Allied plans for troop withdrawals from Afghanistan are likely to be discussed when David Cameron greets Pakistani president Asif Ali Zardari for talks at Downing Street.
Mr Zardari's visit to London comes just a week after US President Barack Obama unveiled plans to pull 33,000 American troops out of Afghanistan by next summer, and amid speculation that Mr Cameron may soon announce further reductions in the 9,500-strong UK presence.
The Prime Minister has already announced that 450 UK troops are to come home this summer.

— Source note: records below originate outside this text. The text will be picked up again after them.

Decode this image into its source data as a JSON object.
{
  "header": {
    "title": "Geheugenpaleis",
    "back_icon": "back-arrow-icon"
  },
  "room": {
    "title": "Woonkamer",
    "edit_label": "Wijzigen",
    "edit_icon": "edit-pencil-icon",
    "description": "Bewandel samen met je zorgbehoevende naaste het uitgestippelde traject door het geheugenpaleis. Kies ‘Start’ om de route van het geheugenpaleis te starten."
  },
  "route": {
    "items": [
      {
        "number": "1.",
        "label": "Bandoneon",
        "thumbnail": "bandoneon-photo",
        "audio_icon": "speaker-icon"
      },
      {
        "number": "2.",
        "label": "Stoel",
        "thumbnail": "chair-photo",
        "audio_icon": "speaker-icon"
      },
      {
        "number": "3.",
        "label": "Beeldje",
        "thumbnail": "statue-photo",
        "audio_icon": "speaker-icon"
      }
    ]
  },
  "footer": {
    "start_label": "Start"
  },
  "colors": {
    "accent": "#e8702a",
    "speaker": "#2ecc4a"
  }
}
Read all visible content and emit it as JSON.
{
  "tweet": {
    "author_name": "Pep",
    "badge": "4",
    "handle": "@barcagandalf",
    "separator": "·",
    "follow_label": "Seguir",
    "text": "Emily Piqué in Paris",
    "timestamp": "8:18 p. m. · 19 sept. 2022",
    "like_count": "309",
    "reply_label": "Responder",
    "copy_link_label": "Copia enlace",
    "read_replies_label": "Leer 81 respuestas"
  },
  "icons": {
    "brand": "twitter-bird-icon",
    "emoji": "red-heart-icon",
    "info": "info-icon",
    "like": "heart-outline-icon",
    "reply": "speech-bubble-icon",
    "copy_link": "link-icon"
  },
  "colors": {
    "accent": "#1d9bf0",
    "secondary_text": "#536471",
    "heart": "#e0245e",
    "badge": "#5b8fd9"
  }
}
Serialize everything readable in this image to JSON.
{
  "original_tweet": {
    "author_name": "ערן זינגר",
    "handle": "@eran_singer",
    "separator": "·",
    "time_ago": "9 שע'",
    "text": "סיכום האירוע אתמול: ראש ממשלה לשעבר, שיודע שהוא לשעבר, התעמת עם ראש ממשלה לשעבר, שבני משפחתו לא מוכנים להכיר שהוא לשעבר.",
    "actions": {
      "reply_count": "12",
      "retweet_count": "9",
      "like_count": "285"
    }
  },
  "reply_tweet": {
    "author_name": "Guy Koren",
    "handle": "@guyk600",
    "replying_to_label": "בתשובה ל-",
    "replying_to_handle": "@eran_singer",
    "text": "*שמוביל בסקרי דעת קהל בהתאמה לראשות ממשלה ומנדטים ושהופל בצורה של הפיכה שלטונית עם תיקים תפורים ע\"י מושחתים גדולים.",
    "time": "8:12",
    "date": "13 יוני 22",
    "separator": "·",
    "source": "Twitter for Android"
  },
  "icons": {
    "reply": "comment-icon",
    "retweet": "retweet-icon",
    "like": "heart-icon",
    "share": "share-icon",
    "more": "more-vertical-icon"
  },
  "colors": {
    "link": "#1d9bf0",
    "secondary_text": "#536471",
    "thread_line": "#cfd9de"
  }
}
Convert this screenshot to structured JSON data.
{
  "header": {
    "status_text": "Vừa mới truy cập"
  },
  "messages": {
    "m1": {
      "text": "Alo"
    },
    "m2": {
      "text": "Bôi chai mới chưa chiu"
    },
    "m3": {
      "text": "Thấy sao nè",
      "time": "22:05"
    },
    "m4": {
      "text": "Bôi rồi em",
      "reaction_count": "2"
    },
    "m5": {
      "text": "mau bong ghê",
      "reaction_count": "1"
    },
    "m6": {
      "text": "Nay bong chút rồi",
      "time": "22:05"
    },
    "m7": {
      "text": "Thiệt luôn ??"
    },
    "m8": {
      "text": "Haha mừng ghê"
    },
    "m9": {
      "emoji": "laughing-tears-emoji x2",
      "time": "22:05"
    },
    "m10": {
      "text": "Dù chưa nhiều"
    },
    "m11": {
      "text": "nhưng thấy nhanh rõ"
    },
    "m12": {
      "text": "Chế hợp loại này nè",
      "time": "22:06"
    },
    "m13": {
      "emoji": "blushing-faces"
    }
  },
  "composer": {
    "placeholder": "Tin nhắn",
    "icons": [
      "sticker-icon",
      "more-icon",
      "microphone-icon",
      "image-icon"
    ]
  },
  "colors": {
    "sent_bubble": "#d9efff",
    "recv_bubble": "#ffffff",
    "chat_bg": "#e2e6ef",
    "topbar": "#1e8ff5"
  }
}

The winding down of the international military presence - due to be completed by the end of 2014 - will jangle nerves in Pakistan both over the possibility of renewed instability in its northern neighbour and the prospect of increased US drone strikes on militants in tribal areas near the border.
In their talks at Number 10, the Prime Minister and president Zardari are expected to discuss security in the border areas, which have long been a haven for Taliban insurgents, as well as the impact on Pakistan's militants of the death in May of Osama bin Laden.
It is the first time the two men have met since the al Qaida terror chief was located and killed by US troops in the Pakistani garrison town of Abbottabad.
The presence of the world's most wanted man in the town known as "Pakistan's Sandhurst" led to strains in the relationship between Islamabad and the West, with widely-voiced suspicions of collusion on the part of elements in the country's security forces.
In his first visit to Pakistan in April, just weeks before bin Laden's death, Mr Cameron said he wanted a "fresh start" in bilateral relations and offered £650 million in education aid and better security cooperation.
The talks come after President Zardari met Foreign Secretary William Hague and Deputy Prime Minister Nick Clegg on Thursday.